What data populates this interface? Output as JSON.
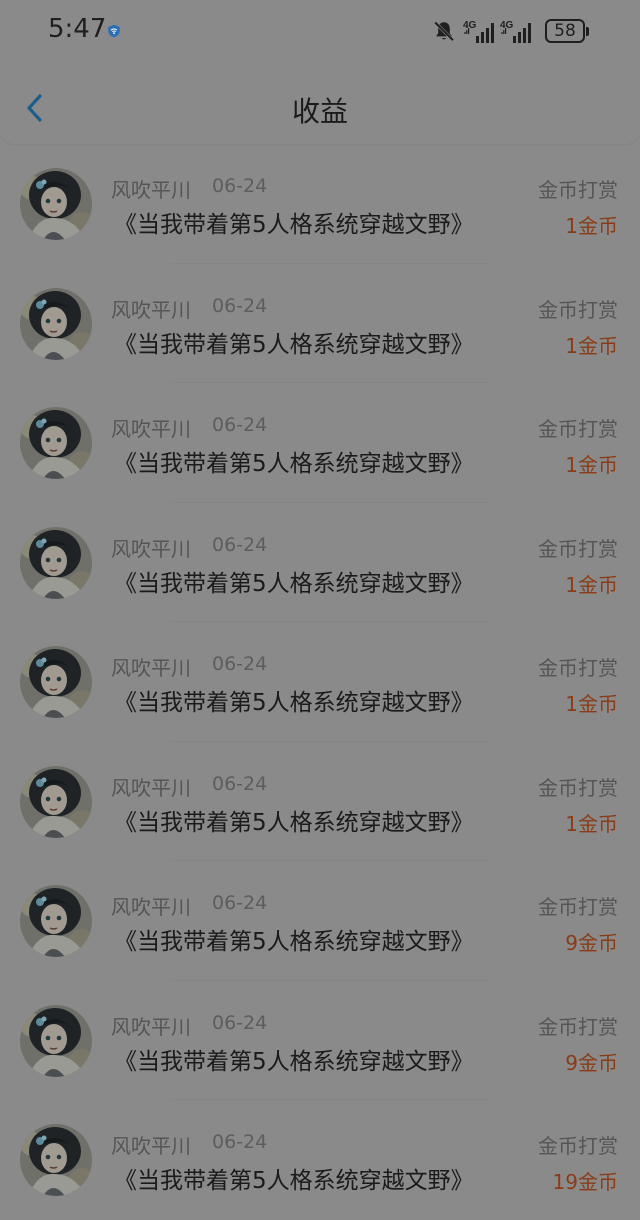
{
  "status_bar": {
    "time": "5:47",
    "network_1": "4G",
    "network_2": "4G",
    "battery_level": "58",
    "icons": [
      "vpn-shield-icon",
      "bell-off-icon",
      "signal-icon",
      "signal-icon",
      "battery-icon"
    ]
  },
  "header": {
    "back_icon": "chevron-left-icon",
    "title": "收益"
  },
  "colors": {
    "background": "#8a8a8a",
    "title_text": "#1b1b1b",
    "secondary_text": "#555555",
    "amount_accent": "#8a3c16",
    "back_icon": "#1d5d8a"
  },
  "list": {
    "items": [
      {
        "name": "风吹平川",
        "date": "06-24",
        "title": "《当我带着第5人格系统穿越文野》",
        "type": "金币打赏",
        "amount": "1金币"
      },
      {
        "name": "风吹平川",
        "date": "06-24",
        "title": "《当我带着第5人格系统穿越文野》",
        "type": "金币打赏",
        "amount": "1金币"
      },
      {
        "name": "风吹平川",
        "date": "06-24",
        "title": "《当我带着第5人格系统穿越文野》",
        "type": "金币打赏",
        "amount": "1金币"
      },
      {
        "name": "风吹平川",
        "date": "06-24",
        "title": "《当我带着第5人格系统穿越文野》",
        "type": "金币打赏",
        "amount": "1金币"
      },
      {
        "name": "风吹平川",
        "date": "06-24",
        "title": "《当我带着第5人格系统穿越文野》",
        "type": "金币打赏",
        "amount": "1金币"
      },
      {
        "name": "风吹平川",
        "date": "06-24",
        "title": "《当我带着第5人格系统穿越文野》",
        "type": "金币打赏",
        "amount": "1金币"
      },
      {
        "name": "风吹平川",
        "date": "06-24",
        "title": "《当我带着第5人格系统穿越文野》",
        "type": "金币打赏",
        "amount": "9金币"
      },
      {
        "name": "风吹平川",
        "date": "06-24",
        "title": "《当我带着第5人格系统穿越文野》",
        "type": "金币打赏",
        "amount": "9金币"
      },
      {
        "name": "风吹平川",
        "date": "06-24",
        "title": "《当我带着第5人格系统穿越文野》",
        "type": "金币打赏",
        "amount": "19金币"
      }
    ]
  }
}
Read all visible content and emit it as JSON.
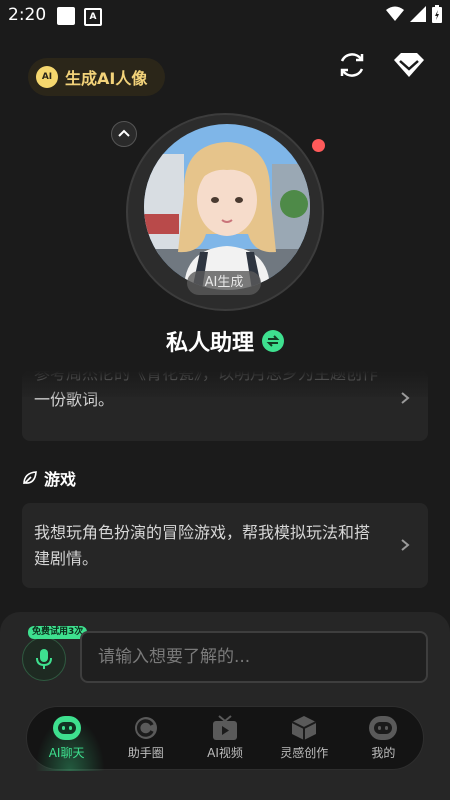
{
  "status": {
    "time": "2:20"
  },
  "header": {
    "generate_label": "生成AI人像",
    "generate_icon_text": "AI"
  },
  "assistant": {
    "badge": "AI生成",
    "name": "私人助理"
  },
  "prompts": {
    "song_card": "参考周杰伦的《青花瓷》，以明月思乡为主题创作一份歌词。",
    "game_section_title": "游戏",
    "game_card": "我想玩角色扮演的冒险游戏，帮我模拟玩法和搭建剧情。"
  },
  "input": {
    "trial_tag": "免费试用3次",
    "placeholder": "请输入想要了解的..."
  },
  "nav": {
    "items": [
      {
        "label": "AI聊天",
        "icon": "robot-face-icon",
        "active": true
      },
      {
        "label": "助手圈",
        "icon": "circle-icon"
      },
      {
        "label": "AI视频",
        "icon": "video-icon"
      },
      {
        "label": "灵感创作",
        "icon": "box-icon"
      },
      {
        "label": "我的",
        "icon": "profile-robot-icon"
      }
    ]
  },
  "colors": {
    "accent": "#3ee08f",
    "gold": "#f3d37a",
    "background": "#1b1b1b",
    "card": "#262626",
    "notification": "#ff5a5a"
  }
}
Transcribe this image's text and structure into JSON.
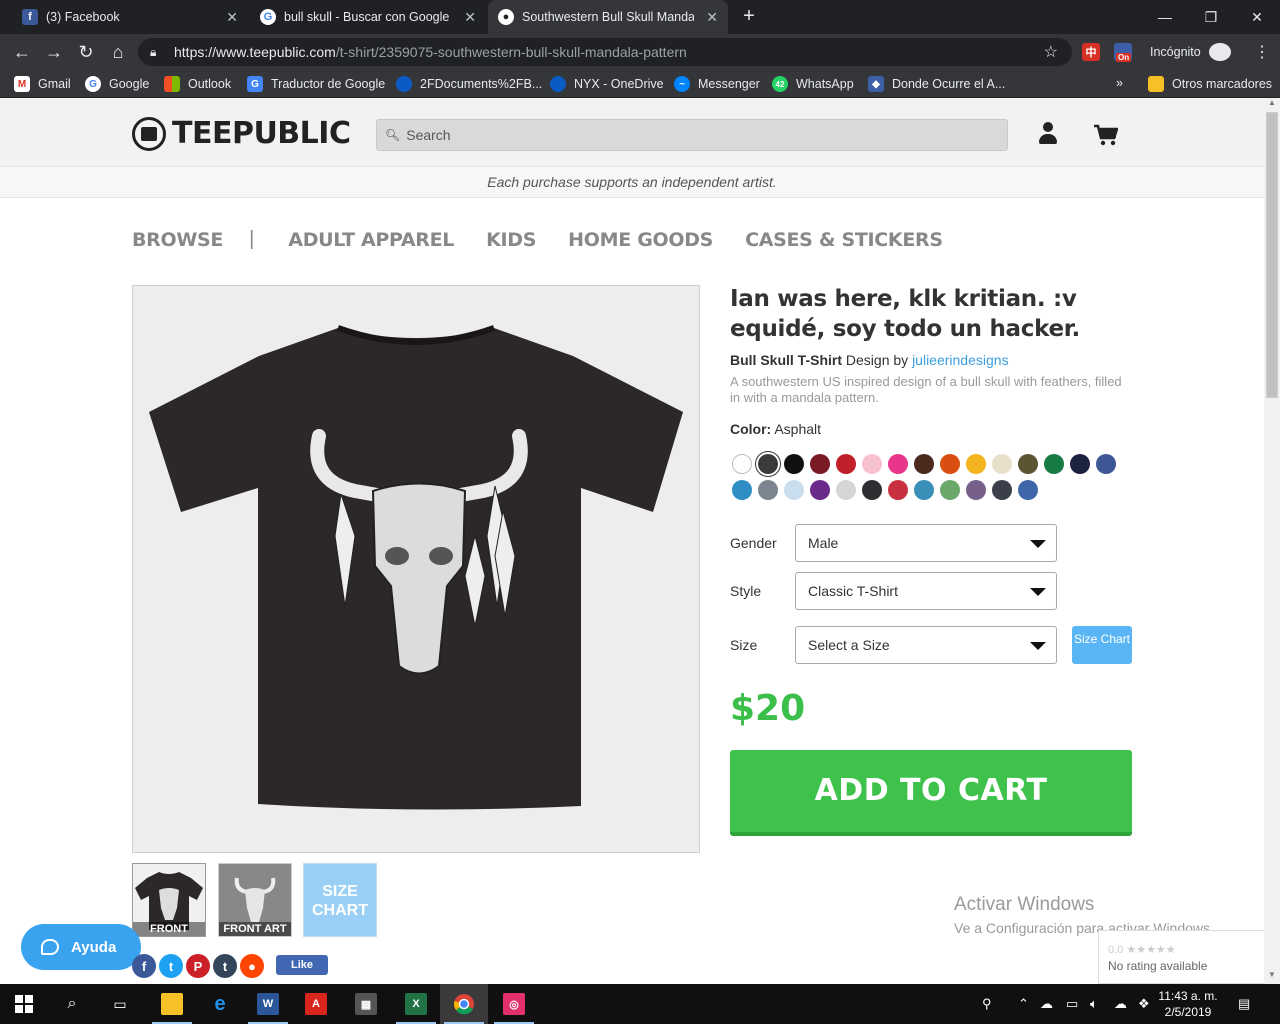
{
  "browser": {
    "tabs": [
      {
        "title": "(3) Facebook",
        "icon": "facebook-icon",
        "active": false
      },
      {
        "title": "bull skull - Buscar con Google",
        "icon": "google-icon",
        "active": false
      },
      {
        "title": "Southwestern Bull Skull Mandala",
        "icon": "teepublic-icon",
        "active": true
      }
    ],
    "url": {
      "host": "https://www.teepublic.com",
      "path": "/t-shirt/2359075-southwestern-bull-skull-mandala-pattern"
    },
    "incognito_label": "Incógnito",
    "ext_badge": "On",
    "bookmarks": [
      {
        "label": "Gmail",
        "icon": "gmail-icon"
      },
      {
        "label": "Google",
        "icon": "google-icon"
      },
      {
        "label": "Outlook",
        "icon": "outlook-icon"
      },
      {
        "label": "Traductor de Google",
        "icon": "translate-icon"
      },
      {
        "label": "2FDocuments%2FB...",
        "icon": "onedrive-icon"
      },
      {
        "label": "NYX - OneDrive",
        "icon": "onedrive-icon"
      },
      {
        "label": "Messenger",
        "icon": "messenger-icon"
      },
      {
        "label": "WhatsApp",
        "icon": "whatsapp-icon"
      },
      {
        "label": "Donde Ocurre el A...",
        "icon": "bookmark-icon"
      }
    ],
    "bookmarks_overflow": "»",
    "other_bookmarks": "Otros marcadores",
    "whatsapp_badge": "42"
  },
  "site": {
    "logo_text": "TEEPUBLIC",
    "search_placeholder": "Search",
    "support_text": "Each purchase supports an independent artist.",
    "nav": [
      "BROWSE",
      "|",
      "ADULT APPAREL",
      "KIDS",
      "HOME GOODS",
      "CASES & STICKERS"
    ]
  },
  "product": {
    "title": "Ian was here, klk kritian. :v equidé, soy todo un hacker.",
    "type": "Bull Skull T-Shirt",
    "design_by_text": "Design by",
    "designer": "julieerindesigns",
    "description": "A southwestern US inspired design of a bull skull with feathers, filled in with a mandala pattern.",
    "color_label": "Color:",
    "color_value": "Asphalt",
    "swatches": [
      "#ffffff",
      "#3b3b3d",
      "#111111",
      "#7a1a24",
      "#c0202a",
      "#f7c1cf",
      "#e8368a",
      "#4a2a1c",
      "#d94f12",
      "#f2b51d",
      "#e8e0c9",
      "#5a5530",
      "#1a7a45",
      "#1c2340",
      "#3e5596",
      "#2f8fc4",
      "#7a8590",
      "#c9dff0",
      "#6a2a8a",
      "#d6d6d6",
      "#2d2d33",
      "#c9303f",
      "#3a8fb8",
      "#6aa86a",
      "#76608a",
      "#3a3f4a",
      "#3e66a8"
    ],
    "selected_swatch": 1,
    "gender_label": "Gender",
    "gender_value": "Male",
    "style_label": "Style",
    "style_value": "Classic T-Shirt",
    "size_label": "Size",
    "size_value": "Select a Size",
    "size_chart_btn": "Size Chart",
    "price": "$20",
    "add_to_cart": "ADD TO CART",
    "thumbs": [
      {
        "caption": "FRONT"
      },
      {
        "caption": "FRONT ART"
      },
      {
        "caption": "SIZE CHART"
      }
    ]
  },
  "overlay": {
    "help_label": "Ayuda",
    "activate_title": "Activar Windows",
    "activate_sub": "Ve a Configuración para activar Windows.",
    "rating_score": "0.0 ★★★★★",
    "rating_text": "No rating available",
    "fb_like": "Like"
  },
  "taskbar": {
    "time": "11:43 a. m.",
    "date": "2/5/2019"
  }
}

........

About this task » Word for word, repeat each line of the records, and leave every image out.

Your response »
What data populates this interface? Output as JSON.
{
  "status_bar": {
    "time": "5:47",
    "network_1": "4G",
    "network_2": "4G",
    "battery_level": "58",
    "icons": [
      "vpn-shield-icon",
      "bell-off-icon",
      "signal-icon",
      "signal-icon",
      "battery-icon"
    ]
  },
  "header": {
    "back_icon": "chevron-left-icon",
    "title": "收益"
  },
  "colors": {
    "background": "#8a8a8a",
    "title_text": "#1b1b1b",
    "secondary_text": "#555555",
    "amount_accent": "#8a3c16",
    "back_icon": "#1d5d8a"
  },
  "list": {
    "items": [
      {
        "name": "风吹平川",
        "date": "06-24",
        "title": "《当我带着第5人格系统穿越文野》",
        "type": "金币打赏",
        "amount": "1金币"
      },
      {
        "name": "风吹平川",
        "date": "06-24",
        "title": "《当我带着第5人格系统穿越文野》",
        "type": "金币打赏",
        "amount": "1金币"
      },
      {
        "name": "风吹平川",
        "date": "06-24",
        "title": "《当我带着第5人格系统穿越文野》",
        "type": "金币打赏",
        "amount": "1金币"
      },
      {
        "name": "风吹平川",
        "date": "06-24",
        "title": "《当我带着第5人格系统穿越文野》",
        "type": "金币打赏",
        "amount": "1金币"
      },
      {
        "name": "风吹平川",
        "date": "06-24",
        "title": "《当我带着第5人格系统穿越文野》",
        "type": "金币打赏",
        "amount": "1金币"
      },
      {
        "name": "风吹平川",
        "date": "06-24",
        "title": "《当我带着第5人格系统穿越文野》",
        "type": "金币打赏",
        "amount": "1金币"
      },
      {
        "name": "风吹平川",
        "date": "06-24",
        "title": "《当我带着第5人格系统穿越文野》",
        "type": "金币打赏",
        "amount": "9金币"
      },
      {
        "name": "风吹平川",
        "date": "06-24",
        "title": "《当我带着第5人格系统穿越文野》",
        "type": "金币打赏",
        "amount": "9金币"
      },
      {
        "name": "风吹平川",
        "date": "06-24",
        "title": "《当我带着第5人格系统穿越文野》",
        "type": "金币打赏",
        "amount": "19金币"
      }
    ]
  }
}
Read all visible content and emit it as JSON.
{
  "status": {
    "time": "2:20"
  },
  "header": {
    "generate_label": "生成AI人像",
    "generate_icon_text": "AI"
  },
  "assistant": {
    "badge": "AI生成",
    "name": "私人助理"
  },
  "prompts": {
    "song_card": "参考周杰伦的《青花瓷》，以明月思乡为主题创作一份歌词。",
    "game_section_title": "游戏",
    "game_card": "我想玩角色扮演的冒险游戏，帮我模拟玩法和搭建剧情。"
  },
  "input": {
    "trial_tag": "免费试用3次",
    "placeholder": "请输入想要了解的..."
  },
  "nav": {
    "items": [
      {
        "label": "AI聊天",
        "icon": "robot-face-icon",
        "active": true
      },
      {
        "label": "助手圈",
        "icon": "circle-icon"
      },
      {
        "label": "AI视频",
        "icon": "video-icon"
      },
      {
        "label": "灵感创作",
        "icon": "box-icon"
      },
      {
        "label": "我的",
        "icon": "profile-robot-icon"
      }
    ]
  },
  "colors": {
    "accent": "#3ee08f",
    "gold": "#f3d37a",
    "background": "#1b1b1b",
    "card": "#262626",
    "notification": "#ff5a5a"
  }
}
Transcribe this image's text and structure into JSON.
{
  "browser": {
    "tabs": [
      {
        "title": "(3) Facebook",
        "icon": "facebook-icon",
        "active": false
      },
      {
        "title": "bull skull - Buscar con Google",
        "icon": "google-icon",
        "active": false
      },
      {
        "title": "Southwestern Bull Skull Mandala",
        "icon": "teepublic-icon",
        "active": true
      }
    ],
    "url": {
      "host": "https://www.teepublic.com",
      "path": "/t-shirt/2359075-southwestern-bull-skull-mandala-pattern"
    },
    "incognito_label": "Incógnito",
    "ext_badge": "On",
    "bookmarks": [
      {
        "label": "Gmail",
        "icon": "gmail-icon"
      },
      {
        "label": "Google",
        "icon": "google-icon"
      },
      {
        "label": "Outlook",
        "icon": "outlook-icon"
      },
      {
        "label": "Traductor de Google",
        "icon": "translate-icon"
      },
      {
        "label": "2FDocuments%2FB...",
        "icon": "onedrive-icon"
      },
      {
        "label": "NYX - OneDrive",
        "icon": "onedrive-icon"
      },
      {
        "label": "Messenger",
        "icon": "messenger-icon"
      },
      {
        "label": "WhatsApp",
        "icon": "whatsapp-icon"
      },
      {
        "label": "Donde Ocurre el A...",
        "icon": "bookmark-icon"
      }
    ],
    "bookmarks_overflow": "»",
    "other_bookmarks": "Otros marcadores",
    "whatsapp_badge": "42"
  },
  "site": {
    "logo_text": "TEEPUBLIC",
    "search_placeholder": "Search",
    "support_text": "Each purchase supports an independent artist.",
    "nav": [
      "BROWSE",
      "|",
      "ADULT APPAREL",
      "KIDS",
      "HOME GOODS",
      "CASES & STICKERS"
    ]
  },
  "product": {
    "title": "Ian was here, klk kritian. :v equidé, soy todo un hacker.",
    "type": "Bull Skull T-Shirt",
    "design_by_text": "Design by",
    "designer": "julieerindesigns",
    "description": "A southwestern US inspired design of a bull skull with feathers, filled in with a mandala pattern.",
    "color_label": "Color:",
    "color_value": "Asphalt",
    "swatches": [
      "#ffffff",
      "#3b3b3d",
      "#111111",
      "#7a1a24",
      "#c0202a",
      "#f7c1cf",
      "#e8368a",
      "#4a2a1c",
      "#d94f12",
      "#f2b51d",
      "#e8e0c9",
      "#5a5530",
      "#1a7a45",
      "#1c2340",
      "#3e5596",
      "#2f8fc4",
      "#7a8590",
      "#c9dff0",
      "#6a2a8a",
      "#d6d6d6",
      "#2d2d33",
      "#c9303f",
      "#3a8fb8",
      "#6aa86a",
      "#76608a",
      "#3a3f4a",
      "#3e66a8"
    ],
    "selected_swatch": 1,
    "gender_label": "Gender",
    "gender_value": "Male",
    "style_label": "Style",
    "style_value": "Classic T-Shirt",
    "size_label": "Size",
    "size_value": "Select a Size",
    "size_chart_btn": "Size Chart",
    "price": "$20",
    "add_to_cart": "ADD TO CART",
    "thumbs": [
      {
        "caption": "FRONT"
      },
      {
        "caption": "FRONT ART"
      },
      {
        "caption": "SIZE CHART"
      }
    ]
  },
  "overlay": {
    "help_label": "Ayuda",
    "activate_title": "Activar Windows",
    "activate_sub": "Ve a Configuración para activar Windows.",
    "rating_score": "0.0 ★★★★★",
    "rating_text": "No rating available",
    "fb_like": "Like"
  },
  "taskbar": {
    "time": "11:43 a. m.",
    "date": "2/5/2019"
  }
}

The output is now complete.